Contemporary Western liberals often assume that theological and political worldviews are competing discourses. Religion, when it enters the political arena, is cast as just another ideology vying for power. But treating the theological and the political as warring forces stops us from looking at the more surprising ways that they interact and inform each other.
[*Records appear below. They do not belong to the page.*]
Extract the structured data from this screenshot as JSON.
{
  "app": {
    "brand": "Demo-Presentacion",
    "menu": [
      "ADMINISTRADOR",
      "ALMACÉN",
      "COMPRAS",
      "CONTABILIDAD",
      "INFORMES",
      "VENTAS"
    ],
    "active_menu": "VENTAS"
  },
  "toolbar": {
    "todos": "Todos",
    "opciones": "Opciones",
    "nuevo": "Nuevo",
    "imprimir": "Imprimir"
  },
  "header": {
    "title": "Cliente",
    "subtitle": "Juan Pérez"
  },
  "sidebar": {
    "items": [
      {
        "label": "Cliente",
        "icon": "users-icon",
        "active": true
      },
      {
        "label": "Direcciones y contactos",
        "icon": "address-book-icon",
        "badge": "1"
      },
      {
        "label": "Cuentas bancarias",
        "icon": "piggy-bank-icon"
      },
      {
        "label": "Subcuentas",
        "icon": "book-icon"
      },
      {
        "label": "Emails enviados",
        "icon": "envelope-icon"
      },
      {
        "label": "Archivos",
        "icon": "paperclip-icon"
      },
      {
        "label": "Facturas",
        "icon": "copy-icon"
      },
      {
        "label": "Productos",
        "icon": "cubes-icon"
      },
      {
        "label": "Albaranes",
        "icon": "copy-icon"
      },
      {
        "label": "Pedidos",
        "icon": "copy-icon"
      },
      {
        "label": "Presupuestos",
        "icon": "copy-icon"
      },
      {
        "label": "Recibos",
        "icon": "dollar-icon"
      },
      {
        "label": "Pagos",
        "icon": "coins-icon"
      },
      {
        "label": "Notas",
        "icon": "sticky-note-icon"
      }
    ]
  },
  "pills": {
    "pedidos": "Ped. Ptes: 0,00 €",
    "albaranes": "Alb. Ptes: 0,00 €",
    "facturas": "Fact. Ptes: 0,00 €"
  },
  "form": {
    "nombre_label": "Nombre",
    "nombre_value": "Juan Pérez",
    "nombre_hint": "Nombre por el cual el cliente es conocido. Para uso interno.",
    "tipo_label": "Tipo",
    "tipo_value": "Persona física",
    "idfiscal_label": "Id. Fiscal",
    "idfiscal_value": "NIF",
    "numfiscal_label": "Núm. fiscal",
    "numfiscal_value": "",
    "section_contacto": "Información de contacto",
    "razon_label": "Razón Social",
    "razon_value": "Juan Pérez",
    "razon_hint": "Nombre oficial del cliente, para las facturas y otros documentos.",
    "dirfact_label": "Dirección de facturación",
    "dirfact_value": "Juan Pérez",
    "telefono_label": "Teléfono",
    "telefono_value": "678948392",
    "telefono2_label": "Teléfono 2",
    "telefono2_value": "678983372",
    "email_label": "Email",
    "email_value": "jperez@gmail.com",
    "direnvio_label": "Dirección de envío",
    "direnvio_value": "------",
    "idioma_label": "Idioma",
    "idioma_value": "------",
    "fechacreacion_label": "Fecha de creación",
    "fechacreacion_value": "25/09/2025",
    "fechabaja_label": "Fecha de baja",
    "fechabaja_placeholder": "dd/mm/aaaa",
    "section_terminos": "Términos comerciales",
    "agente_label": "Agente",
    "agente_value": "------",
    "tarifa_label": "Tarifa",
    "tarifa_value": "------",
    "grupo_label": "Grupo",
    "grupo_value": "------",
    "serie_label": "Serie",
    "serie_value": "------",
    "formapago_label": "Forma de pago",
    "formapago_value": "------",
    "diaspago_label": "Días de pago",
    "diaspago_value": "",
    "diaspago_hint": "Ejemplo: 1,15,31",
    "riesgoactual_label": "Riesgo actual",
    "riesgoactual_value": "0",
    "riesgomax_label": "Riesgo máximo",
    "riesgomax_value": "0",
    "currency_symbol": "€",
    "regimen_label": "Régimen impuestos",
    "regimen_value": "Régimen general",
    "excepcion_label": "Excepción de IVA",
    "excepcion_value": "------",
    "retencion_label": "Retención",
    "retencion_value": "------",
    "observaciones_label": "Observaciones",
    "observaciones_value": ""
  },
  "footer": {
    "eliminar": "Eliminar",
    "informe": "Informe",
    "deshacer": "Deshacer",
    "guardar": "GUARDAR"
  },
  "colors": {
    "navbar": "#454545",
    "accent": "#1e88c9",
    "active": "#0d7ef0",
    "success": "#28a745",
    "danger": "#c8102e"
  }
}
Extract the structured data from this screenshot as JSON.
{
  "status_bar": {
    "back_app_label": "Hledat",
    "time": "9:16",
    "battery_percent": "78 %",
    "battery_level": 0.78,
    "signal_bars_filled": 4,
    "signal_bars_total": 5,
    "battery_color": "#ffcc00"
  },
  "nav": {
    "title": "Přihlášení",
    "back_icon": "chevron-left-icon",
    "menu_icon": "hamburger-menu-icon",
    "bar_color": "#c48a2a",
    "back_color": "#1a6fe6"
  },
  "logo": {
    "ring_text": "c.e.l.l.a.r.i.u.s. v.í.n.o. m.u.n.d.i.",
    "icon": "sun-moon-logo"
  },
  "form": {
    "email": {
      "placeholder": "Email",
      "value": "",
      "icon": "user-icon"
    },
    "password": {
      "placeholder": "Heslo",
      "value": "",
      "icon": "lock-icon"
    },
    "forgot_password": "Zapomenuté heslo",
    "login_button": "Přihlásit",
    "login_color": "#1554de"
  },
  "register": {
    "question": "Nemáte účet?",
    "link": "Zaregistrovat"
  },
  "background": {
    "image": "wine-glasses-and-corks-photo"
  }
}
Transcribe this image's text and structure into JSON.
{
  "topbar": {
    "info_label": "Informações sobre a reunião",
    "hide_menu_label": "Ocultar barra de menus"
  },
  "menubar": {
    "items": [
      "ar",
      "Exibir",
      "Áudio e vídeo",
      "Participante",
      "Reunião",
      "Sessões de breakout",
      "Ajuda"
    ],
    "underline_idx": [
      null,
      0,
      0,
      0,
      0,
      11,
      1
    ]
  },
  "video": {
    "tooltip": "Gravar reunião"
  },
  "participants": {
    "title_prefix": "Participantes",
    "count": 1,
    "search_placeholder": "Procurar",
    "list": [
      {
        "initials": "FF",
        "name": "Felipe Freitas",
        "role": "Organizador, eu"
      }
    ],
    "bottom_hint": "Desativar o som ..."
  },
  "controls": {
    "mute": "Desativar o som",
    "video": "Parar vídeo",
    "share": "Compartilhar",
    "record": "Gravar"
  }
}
Friedrich Schleiermacher was a churchman and civil servant in early 19th-century Germany who rejected a neat partition between the spiritual and the political. In his writing and his life, he grappled, not always successfully, with how to reconcile the two. But in doing so, he offers up some worthwhile lessons about how reason and feeling can coexist in the public sphere, and provides us with a rich picture of what makes life meaningful. Link